If you're preparing to enter America's piping-hot housing market as a buyer, you're likely very aware of how expensive it is to purchase a home. With owning a home out of reach for so many, renting can provide an affordable, if somewhat less satisfying, consolation prize (after all, who wants to have a landlord when you're in your 40s?).
But the uptick in rents across the country should cause you to reconsider whether sacrificing home ownership actually makes financial sense. A new study by the Urban Institute finds that in 17 metropolitan areas, it's actually cheaper to bite the bullet and buy a house than to rent one. By looking at the median income reported in each city and comparing it with the costs of putting down a 3.5% down payment on a median-priced home vs. renting a home, the study found it cheaper to buy in the following metropolitan areas:
|Metropolitan area||Percent of median income spent on mortgage payments with 3.5% down||Percent of median income spent on rent|
|New York-Newark-Jersey City, NY-NJ-PA||32.33||37.18|
|Tampa-St. Petersburg-Clearwater, FL||26.25||28.03|
Miami-Fort Lauderdale-West Palm Beach, FL
|Houston-The Woodlands-Sugar Land, TX||24.14||25.40|
Atlanta-Sandy Springs-Roswell, GA
|Minneapolis-St. Paul-Bloomington, MN-WI||20.31||21.20|
|St. Louis, MO-IL||17.08||17.62|
|San Antonio-New Braunfels, TX||23.88||24.10|

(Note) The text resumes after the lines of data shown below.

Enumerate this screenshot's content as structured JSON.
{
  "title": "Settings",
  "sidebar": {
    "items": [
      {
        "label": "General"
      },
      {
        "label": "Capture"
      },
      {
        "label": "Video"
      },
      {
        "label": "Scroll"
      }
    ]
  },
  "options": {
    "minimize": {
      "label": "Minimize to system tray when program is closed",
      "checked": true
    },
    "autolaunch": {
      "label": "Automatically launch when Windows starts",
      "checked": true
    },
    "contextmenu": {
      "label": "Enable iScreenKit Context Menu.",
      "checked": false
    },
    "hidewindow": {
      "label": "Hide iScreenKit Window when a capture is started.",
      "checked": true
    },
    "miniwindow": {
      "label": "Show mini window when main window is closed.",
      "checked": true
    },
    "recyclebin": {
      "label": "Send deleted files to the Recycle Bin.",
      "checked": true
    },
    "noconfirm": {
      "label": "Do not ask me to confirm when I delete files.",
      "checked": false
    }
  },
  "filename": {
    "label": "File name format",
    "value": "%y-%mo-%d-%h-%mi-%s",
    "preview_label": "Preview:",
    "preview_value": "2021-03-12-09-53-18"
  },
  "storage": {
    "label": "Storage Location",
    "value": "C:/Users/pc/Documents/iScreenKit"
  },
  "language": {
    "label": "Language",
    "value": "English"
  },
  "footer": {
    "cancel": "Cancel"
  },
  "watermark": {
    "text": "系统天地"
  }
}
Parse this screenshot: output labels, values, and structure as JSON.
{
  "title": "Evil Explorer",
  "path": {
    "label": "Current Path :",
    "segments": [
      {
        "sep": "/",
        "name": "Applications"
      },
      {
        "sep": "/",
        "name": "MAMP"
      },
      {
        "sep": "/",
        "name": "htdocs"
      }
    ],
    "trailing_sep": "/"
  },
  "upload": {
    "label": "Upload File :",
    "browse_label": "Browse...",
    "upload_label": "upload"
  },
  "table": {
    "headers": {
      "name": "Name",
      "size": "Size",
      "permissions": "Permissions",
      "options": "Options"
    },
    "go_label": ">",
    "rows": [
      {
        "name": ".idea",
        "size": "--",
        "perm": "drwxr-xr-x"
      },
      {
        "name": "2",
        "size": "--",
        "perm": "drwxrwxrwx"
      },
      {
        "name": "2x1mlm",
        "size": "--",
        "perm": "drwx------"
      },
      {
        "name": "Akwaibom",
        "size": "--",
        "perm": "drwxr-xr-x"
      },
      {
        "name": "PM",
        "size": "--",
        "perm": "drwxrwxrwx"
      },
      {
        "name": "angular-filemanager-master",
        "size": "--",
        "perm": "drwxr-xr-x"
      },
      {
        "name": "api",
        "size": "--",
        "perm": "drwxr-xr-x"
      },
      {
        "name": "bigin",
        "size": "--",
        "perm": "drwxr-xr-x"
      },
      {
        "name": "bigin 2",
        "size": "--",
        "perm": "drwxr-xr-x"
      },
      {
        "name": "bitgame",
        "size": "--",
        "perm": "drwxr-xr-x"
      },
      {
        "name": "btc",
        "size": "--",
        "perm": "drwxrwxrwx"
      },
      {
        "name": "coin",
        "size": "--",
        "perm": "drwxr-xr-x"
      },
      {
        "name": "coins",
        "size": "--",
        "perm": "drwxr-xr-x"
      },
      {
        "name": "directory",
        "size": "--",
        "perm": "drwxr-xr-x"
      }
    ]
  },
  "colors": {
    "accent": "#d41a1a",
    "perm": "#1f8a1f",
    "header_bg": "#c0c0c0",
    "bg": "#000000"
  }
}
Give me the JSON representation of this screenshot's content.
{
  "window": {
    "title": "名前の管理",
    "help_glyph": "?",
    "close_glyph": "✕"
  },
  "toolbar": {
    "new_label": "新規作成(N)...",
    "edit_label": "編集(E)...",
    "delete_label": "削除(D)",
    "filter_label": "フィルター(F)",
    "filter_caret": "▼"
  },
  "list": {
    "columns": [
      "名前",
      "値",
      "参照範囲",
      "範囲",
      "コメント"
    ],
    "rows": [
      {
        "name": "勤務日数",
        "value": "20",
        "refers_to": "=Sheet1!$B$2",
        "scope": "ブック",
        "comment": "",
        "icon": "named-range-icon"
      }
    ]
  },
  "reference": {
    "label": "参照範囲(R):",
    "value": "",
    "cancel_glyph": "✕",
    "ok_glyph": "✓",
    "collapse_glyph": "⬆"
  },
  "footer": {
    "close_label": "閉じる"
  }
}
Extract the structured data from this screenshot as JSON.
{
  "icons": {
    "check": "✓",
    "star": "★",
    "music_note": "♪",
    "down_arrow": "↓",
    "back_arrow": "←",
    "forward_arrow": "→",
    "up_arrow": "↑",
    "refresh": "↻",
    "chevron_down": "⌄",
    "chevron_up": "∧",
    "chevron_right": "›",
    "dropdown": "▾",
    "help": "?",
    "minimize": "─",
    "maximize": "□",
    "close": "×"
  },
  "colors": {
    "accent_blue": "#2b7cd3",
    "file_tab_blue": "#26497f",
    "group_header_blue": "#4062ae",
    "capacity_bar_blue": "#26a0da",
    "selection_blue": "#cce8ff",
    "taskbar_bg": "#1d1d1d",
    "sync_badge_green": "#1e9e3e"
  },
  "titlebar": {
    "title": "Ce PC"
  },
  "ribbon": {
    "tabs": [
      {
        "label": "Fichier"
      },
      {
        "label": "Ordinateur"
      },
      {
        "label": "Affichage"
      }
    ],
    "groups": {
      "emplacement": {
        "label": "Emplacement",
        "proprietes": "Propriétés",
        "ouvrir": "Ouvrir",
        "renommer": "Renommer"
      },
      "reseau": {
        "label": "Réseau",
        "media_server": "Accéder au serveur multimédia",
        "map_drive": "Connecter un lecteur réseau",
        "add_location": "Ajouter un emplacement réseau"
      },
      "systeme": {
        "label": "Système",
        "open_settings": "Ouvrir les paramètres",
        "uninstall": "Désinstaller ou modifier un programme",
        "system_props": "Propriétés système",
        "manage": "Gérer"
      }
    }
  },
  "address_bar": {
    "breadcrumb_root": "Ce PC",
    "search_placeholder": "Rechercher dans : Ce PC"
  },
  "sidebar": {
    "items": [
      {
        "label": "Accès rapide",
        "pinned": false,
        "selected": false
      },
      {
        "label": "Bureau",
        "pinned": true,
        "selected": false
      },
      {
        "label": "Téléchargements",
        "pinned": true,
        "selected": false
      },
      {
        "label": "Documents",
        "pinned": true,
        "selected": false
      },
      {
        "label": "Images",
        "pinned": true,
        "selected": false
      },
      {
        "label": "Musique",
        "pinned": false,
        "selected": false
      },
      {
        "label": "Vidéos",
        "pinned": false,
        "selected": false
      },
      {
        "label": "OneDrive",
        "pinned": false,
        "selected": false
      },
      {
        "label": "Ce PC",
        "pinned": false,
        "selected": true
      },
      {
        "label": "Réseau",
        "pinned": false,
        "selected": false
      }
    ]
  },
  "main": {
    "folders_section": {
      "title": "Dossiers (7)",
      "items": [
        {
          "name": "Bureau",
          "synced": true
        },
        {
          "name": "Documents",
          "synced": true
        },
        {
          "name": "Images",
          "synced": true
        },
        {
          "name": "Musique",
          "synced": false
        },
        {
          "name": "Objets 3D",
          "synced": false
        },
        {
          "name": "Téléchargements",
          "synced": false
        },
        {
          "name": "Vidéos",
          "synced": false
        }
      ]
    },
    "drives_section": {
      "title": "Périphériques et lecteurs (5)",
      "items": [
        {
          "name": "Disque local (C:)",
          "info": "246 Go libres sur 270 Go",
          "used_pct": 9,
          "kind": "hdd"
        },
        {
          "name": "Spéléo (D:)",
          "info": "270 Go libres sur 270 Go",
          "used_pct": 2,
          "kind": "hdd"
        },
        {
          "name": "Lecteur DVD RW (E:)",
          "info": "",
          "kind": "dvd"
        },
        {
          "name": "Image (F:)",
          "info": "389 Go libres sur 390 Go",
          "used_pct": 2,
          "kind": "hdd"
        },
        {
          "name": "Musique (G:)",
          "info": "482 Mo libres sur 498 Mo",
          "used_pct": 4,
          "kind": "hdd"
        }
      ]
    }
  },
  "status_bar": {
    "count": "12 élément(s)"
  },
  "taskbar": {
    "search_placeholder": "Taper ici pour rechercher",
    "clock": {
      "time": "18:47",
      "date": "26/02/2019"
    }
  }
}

|Kansas City, MO-KS||18.47||18.67|
If you happen to have an allergic reaction to numbers and charts (perfectly understandable, but something you'll need to get over when trying to buy a house), here's a more concrete example using the data above to put things in perspective. If you bought a $175,000 house in Columbus, Ohio, and took out a 30-year fixed-rate mortgage with a 3.5% down payment (the smallest amount of down payment allowed with a Federal Housing Assistance loan), then your spending roughly 20% of your income on paying that mortgage. Assuming you earn $52,000 a year, close to the median income in Columbus, then that means $10,400 of your money is dedicated to mortgage payments. If you rented a three-bedroom house in Columbus, you would pay $11,029 a year in rent. The discrepancy is even larger almost 200 miles east, in Pittsburgh, Pennsylvania. Buying a house in the Steel City under similar circumstances means your mortgage costs you about $7,900 a year, while renting costs around $12,250 every year.
The decision between buying and renting a home doesn't solely boil down to how much money you spend—owning a home comes with other costs that renters dodge, including property taxes, home maintenance and homeowners insurance. Then again, the stability of owning a house in a neighborhood you love can be a priceless commodity to some buyers. You'll likely have to consider a whole host of questions—with financial ones being only part of the equation—about your long-term plans for the house, but at least you can make your decision armed with the knowledge that in some desirable cities, buying can be a better deal.